Cultural appropriation feeds into something called ‘identity politics’. This is a postmodernist, Marxist ideology that aims to pit majority and minority groups against one another. It creates people whose identity and hence morals, become intrinsic to their political ideology.

Therefore, if I disagree with your ideology and you are morally right, I must be morally wrong, hence I’m a bad person and it’s okay to slander and undermine bad people, because they’re bad.

Which brings me to my point; if you’re someone who gets offended by a Halloween costume and thinks it’s racist to innocently dress up in another culture’s garb, or as a silly stereotype, then you’re probably, albeit unintentionally, psychologically projecting your own hate onto that person. Surprisingly, that means you’re the problem, not the Halloween costume. Who’d have thought?

David Kelly


Sabrine Donohoe: A mockery of other cultures

Many people, often those from the privileged part of society, have been accused of cultural appropriation – American celebrities alike. We can argue that maybe this was done without ill-intent, that no, “I just love Indian feathers – so what’s the problem?”

Don’t get me wrong – I am all about learning, appreciating and enjoying cultures: be it music, food, language, or traditional clothes. This is what makes for an educated and diverse society. But there is a difference between enjoying a culture and plain insulting it.
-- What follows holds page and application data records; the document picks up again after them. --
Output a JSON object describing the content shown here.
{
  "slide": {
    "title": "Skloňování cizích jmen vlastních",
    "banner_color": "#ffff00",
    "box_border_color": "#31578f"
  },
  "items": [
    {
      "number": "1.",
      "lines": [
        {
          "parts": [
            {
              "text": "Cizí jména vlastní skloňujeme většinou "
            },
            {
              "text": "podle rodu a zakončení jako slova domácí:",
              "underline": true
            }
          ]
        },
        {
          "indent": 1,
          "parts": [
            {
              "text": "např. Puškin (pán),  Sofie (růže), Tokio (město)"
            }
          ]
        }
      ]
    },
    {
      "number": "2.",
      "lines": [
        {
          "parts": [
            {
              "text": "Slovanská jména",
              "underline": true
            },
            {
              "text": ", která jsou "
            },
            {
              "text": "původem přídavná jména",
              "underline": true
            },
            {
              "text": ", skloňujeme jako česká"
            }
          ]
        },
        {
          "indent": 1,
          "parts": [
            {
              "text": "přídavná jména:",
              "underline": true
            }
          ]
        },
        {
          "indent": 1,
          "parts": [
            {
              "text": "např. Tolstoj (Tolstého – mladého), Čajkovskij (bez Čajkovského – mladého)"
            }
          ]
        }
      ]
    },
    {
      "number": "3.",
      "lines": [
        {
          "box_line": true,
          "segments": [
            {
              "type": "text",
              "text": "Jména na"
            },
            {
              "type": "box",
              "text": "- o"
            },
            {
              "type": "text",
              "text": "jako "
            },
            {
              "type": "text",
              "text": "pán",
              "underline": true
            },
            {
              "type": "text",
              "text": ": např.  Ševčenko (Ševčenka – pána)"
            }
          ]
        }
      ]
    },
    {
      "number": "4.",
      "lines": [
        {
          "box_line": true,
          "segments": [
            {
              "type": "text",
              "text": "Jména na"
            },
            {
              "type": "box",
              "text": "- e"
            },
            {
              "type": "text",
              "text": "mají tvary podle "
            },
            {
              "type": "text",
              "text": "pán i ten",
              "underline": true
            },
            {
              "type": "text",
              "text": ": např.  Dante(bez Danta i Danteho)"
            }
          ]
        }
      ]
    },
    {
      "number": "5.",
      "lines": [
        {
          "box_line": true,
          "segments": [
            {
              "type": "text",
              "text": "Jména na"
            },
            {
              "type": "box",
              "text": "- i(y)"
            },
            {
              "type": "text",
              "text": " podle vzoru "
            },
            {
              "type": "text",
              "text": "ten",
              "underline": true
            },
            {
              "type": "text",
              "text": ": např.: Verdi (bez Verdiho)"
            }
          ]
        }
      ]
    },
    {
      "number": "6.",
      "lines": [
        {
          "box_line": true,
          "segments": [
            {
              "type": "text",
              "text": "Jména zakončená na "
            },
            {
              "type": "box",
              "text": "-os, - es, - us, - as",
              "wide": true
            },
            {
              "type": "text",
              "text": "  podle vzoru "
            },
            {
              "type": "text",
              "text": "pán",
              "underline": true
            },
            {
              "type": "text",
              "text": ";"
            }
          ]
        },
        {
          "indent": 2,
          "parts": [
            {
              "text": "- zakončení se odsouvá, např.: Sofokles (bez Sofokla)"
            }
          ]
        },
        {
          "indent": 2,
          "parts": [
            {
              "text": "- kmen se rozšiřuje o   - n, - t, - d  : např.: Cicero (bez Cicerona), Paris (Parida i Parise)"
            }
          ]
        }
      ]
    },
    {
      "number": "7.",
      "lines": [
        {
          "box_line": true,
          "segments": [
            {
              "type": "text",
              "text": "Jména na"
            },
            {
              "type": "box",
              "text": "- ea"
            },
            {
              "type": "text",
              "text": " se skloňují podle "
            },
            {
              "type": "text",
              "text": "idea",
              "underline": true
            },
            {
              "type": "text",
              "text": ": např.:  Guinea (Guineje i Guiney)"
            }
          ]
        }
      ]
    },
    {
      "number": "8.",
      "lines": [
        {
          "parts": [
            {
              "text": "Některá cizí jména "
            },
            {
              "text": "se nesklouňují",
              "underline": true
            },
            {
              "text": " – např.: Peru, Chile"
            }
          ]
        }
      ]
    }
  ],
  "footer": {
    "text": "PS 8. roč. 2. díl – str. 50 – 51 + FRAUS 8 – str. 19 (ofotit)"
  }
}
Coming from a mixed Irish-Moroccan background, I suppose I have seen both accounts of this. From personal experience, the sometimes unintentional mockery of a minority culture, who may have been oppressed historically, is not always sported by the white, middle-class male. For example, I would hardly call Chinese people a minority considering their vast communities abroad in Canada, America, and Australia; although less so in Ireland. Still, some people think it is okay to put their hands together and half-bow out of nowhere because this is what “Asians” do.

So then, what is this fine line, not to be crossed? The difference between cultural appropriation and cultural appreciation?

It all comes down to primarily a will to understand other cultures. Why do elderly Native American tribesmen wear headdresses with feathers on them? Because they have earned these feathers over a lifetime as leaders of their tribe; a symbol that is not only cultural but spiritual, much like the headdress of a Pope. Someone else wearing this, even if they belong to this tribe, would clearly be insulting their elders. In contrast, the normal form of greeting in China is a simple handshake and “hello”.

Pop singers Madonna, Gwen Stefani, Miley Cyrus have all been accused of cultural appropriation. Madonna for using dead black rights icons wrapped in black ropes on her Rebel Heart album cover, Stefani for her music video ‘Harajuku Girls’, Cyrus for twerking on stage.

Here is where my opinion may differ to others. If you show an understanding and respect for a certain culture, immerse yourself in it. Madonna could have used a different photo to show her respect for Nelson Mandela, Stefani could have omitted the ‘Lolita’ high-pitched screeches and cat noises from her song, while Cyrus’s recent change back to an ‘innocent and pure’ white girl from her previous ‘hip-hop baddie’ image shows her distinction between good and bad. Is performing a dance with African-American roots cultural appropriation? I personally don’t think so.

But I digress.

Despicable things such as blackface, yellowface, or wearing religious symbols, stereotypes or caricatures of other cultures is just plain wrong. It promotes making a mockery of other cultures just ‘for a laugh’, as well as racism, ignorance and segregation in our society.


Sabrine Donohoe

Image Credit: Empire Group Careers